§ EXERCISE DETAILS: State the count of lines below in which the word "title" appears, and add nothing.

§ RECORDED DATA:
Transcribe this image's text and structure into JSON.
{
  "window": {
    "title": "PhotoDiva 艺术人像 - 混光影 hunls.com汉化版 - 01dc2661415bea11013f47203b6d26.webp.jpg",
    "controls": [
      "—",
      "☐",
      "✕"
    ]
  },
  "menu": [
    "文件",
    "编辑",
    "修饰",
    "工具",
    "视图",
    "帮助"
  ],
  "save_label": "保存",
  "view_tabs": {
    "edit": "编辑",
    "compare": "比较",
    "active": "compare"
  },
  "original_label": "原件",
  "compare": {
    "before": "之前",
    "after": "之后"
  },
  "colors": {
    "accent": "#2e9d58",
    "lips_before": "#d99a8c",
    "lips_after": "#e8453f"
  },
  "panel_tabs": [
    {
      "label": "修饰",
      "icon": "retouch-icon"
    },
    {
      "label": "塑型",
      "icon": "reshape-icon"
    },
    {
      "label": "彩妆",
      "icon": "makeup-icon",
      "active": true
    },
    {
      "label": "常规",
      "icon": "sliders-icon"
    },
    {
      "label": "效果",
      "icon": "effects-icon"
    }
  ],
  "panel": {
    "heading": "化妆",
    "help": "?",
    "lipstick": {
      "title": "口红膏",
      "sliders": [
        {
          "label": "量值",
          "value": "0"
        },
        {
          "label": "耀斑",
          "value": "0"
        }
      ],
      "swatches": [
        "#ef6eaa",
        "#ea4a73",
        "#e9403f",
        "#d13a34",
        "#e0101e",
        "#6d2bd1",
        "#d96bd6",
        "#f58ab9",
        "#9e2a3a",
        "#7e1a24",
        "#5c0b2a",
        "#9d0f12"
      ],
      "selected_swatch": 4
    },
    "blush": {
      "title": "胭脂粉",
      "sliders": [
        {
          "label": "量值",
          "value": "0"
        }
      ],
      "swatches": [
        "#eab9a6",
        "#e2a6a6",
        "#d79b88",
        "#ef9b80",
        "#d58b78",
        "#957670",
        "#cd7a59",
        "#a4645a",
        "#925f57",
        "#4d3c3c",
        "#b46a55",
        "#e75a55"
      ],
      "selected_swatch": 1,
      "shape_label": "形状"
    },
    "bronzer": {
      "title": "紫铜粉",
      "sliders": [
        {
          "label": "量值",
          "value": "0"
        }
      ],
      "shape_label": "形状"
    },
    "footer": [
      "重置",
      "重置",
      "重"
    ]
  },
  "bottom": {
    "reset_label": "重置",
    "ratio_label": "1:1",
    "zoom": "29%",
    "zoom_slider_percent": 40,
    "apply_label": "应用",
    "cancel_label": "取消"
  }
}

§ SOLUTION: 4